**What you should do:**
Write out the data in full, exactly as shown.

**Dataset records:**

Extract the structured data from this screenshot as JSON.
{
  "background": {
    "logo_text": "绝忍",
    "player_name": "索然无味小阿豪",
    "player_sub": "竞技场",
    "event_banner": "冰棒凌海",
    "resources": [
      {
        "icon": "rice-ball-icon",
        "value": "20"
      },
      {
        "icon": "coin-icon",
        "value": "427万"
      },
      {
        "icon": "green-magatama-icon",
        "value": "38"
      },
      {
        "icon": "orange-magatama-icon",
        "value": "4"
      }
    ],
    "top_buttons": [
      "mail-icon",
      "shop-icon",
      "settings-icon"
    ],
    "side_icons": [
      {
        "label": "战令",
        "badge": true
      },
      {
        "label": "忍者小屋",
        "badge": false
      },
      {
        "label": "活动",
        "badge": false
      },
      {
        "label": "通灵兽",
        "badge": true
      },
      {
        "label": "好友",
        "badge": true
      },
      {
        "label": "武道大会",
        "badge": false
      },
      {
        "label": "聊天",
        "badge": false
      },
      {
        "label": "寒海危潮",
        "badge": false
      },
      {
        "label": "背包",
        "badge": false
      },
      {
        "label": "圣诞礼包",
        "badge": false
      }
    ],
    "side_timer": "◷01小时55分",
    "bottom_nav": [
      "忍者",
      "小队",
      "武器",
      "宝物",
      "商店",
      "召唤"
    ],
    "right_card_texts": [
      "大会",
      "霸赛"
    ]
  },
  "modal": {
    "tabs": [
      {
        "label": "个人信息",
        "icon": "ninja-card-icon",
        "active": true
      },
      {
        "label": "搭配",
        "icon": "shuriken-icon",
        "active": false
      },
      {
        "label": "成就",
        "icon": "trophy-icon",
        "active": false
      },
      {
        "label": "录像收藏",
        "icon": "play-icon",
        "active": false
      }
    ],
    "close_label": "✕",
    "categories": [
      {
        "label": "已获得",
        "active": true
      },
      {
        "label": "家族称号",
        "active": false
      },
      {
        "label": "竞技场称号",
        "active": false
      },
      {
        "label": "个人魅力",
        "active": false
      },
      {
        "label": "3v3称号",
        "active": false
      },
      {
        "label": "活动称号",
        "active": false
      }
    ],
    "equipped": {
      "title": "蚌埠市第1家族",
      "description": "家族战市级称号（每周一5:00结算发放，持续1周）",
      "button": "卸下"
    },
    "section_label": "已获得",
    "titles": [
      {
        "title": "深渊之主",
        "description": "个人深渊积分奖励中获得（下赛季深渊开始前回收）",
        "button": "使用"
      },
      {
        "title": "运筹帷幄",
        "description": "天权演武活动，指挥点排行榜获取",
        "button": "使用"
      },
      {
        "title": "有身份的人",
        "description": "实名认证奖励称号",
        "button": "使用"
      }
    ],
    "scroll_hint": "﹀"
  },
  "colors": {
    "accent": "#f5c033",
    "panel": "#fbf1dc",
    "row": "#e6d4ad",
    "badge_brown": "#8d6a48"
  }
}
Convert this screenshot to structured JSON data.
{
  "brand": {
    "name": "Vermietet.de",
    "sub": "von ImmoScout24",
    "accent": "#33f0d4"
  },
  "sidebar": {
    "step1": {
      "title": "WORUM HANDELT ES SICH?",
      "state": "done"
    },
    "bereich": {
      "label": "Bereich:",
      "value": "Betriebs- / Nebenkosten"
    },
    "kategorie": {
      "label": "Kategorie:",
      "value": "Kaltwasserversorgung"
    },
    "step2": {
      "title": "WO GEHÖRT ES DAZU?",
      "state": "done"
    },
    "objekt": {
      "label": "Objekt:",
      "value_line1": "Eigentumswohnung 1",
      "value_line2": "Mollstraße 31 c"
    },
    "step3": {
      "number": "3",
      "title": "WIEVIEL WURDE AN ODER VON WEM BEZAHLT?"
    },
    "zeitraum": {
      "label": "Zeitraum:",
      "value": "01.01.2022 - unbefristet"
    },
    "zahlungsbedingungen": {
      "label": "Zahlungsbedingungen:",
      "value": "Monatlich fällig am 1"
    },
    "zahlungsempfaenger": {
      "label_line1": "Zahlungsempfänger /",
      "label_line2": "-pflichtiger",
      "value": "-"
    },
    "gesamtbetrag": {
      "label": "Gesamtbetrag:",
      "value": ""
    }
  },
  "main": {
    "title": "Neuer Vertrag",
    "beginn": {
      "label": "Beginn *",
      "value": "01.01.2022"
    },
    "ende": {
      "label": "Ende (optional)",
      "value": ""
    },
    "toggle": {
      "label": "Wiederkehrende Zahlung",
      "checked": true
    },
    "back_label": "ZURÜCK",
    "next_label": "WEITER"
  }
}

**Answer box:**
Extract the structured data from this screenshot as JSON.
{
  "background": {
    "logo_text": "绝忍",
    "player_name": "索然无味小阿豪",
    "player_sub": "竞技场",
    "event_banner": "冰棒凌海",
    "resources": [
      {
        "icon": "rice-ball-icon",
        "value": "20"
      },
      {
        "icon": "coin-icon",
        "value": "427万"
      },
      {
        "icon": "green-magatama-icon",
        "value": "38"
      },
      {
        "icon": "orange-magatama-icon",
        "value": "4"
      }
    ],
    "top_buttons": [
      "mail-icon",
      "shop-icon",
      "settings-icon"
    ],
    "side_icons": [
      {
        "label": "战令",
        "badge": true
      },
      {
        "label": "忍者小屋",
        "badge": false
      },
      {
        "label": "活动",
        "badge": false
      },
      {
        "label": "通灵兽",
        "badge": true
      },
      {
        "label": "好友",
        "badge": true
      },
      {
        "label": "武道大会",
        "badge": false
      },
      {
        "label": "聊天",
        "badge": false
      },
      {
        "label": "寒海危潮",
        "badge": false
      },
      {
        "label": "背包",
        "badge": false
      },
      {
        "label": "圣诞礼包",
        "badge": false
      }
    ],
    "side_timer": "◷01小时55分",
    "bottom_nav": [
      "忍者",
      "小队",
      "武器",
      "宝物",
      "商店",
      "召唤"
    ],
    "right_card_texts": [
      "大会",
      "霸赛"
    ]
  },
  "modal": {
    "tabs": [
      {
        "label": "个人信息",
        "icon": "ninja-card-icon",
        "active": true
      },
      {
        "label": "搭配",
        "icon": "shuriken-icon",
        "active": false
      },
      {
        "label": "成就",
        "icon": "trophy-icon",
        "active": false
      },
      {
        "label": "录像收藏",
        "icon": "play-icon",
        "active": false
      }
    ],
    "close_label": "✕",
    "categories": [
      {
        "label": "已获得",
        "active": true
      },
      {
        "label": "家族称号",
        "active": false
      },
      {
        "label": "竞技场称号",
        "active": false
      },
      {
        "label": "个人魅力",
        "active": false
      },
      {
        "label": "3v3称号",
        "active": false
      },
      {
        "label": "活动称号",
        "active": false
      }
    ],
    "equipped": {
      "title": "蚌埠市第1家族",
      "description": "家族战市级称号（每周一5:00结算发放，持续1周）",
      "button": "卸下"
    },
    "section_label": "已获得",
    "titles": [
      {
        "title": "深渊之主",
        "description": "个人深渊积分奖励中获得（下赛季深渊开始前回收）",
        "button": "使用"
      },
      {
        "title": "运筹帷幄",
        "description": "天权演武活动，指挥点排行榜获取",
        "button": "使用"
      },
      {
        "title": "有身份的人",
        "description": "实名认证奖励称号",
        "button": "使用"
      }
    ],
    "scroll_hint": "﹀"
  },
  "colors": {
    "accent": "#f5c033",
    "panel": "#fbf1dc",
    "row": "#e6d4ad",
    "badge_brown": "#8d6a48"
  }
}
Convert this screenshot to structured JSON data.
{
  "brand": {
    "name": "Vermietet.de",
    "sub": "von ImmoScout24",
    "accent": "#33f0d4"
  },
  "sidebar": {
    "step1": {
      "title": "WORUM HANDELT ES SICH?",
      "state": "done"
    },
    "bereich": {
      "label": "Bereich:",
      "value": "Betriebs- / Nebenkosten"
    },
    "kategorie": {
      "label": "Kategorie:",
      "value": "Kaltwasserversorgung"
    },
    "step2": {
      "title": "WO GEHÖRT ES DAZU?",
      "state": "done"
    },
    "objekt": {
      "label": "Objekt:",
      "value_line1": "Eigentumswohnung 1",
      "value_line2": "Mollstraße 31 c"
    },
    "step3": {
      "number": "3",
      "title": "WIEVIEL WURDE AN ODER VON WEM BEZAHLT?"
    },
    "zeitraum": {
      "label": "Zeitraum:",
      "value": "01.01.2022 - unbefristet"
    },
    "zahlungsbedingungen": {
      "label": "Zahlungsbedingungen:",
      "value": "Monatlich fällig am 1"
    },
    "zahlungsempfaenger": {
      "label_line1": "Zahlungsempfänger /",
      "label_line2": "-pflichtiger",
      "value": "-"
    },
    "gesamtbetrag": {
      "label": "Gesamtbetrag:",
      "value": ""
    }
  },
  "main": {
    "title": "Neuer Vertrag",
    "beginn": {
      "label": "Beginn *",
      "value": "01.01.2022"
    },
    "ende": {
      "label": "Ende (optional)",
      "value": ""
    },
    "toggle": {
      "label": "Wiederkehrende Zahlung",
      "checked": true
    },
    "back_label": "ZURÜCK",
    "next_label": "WEITER"
  }
}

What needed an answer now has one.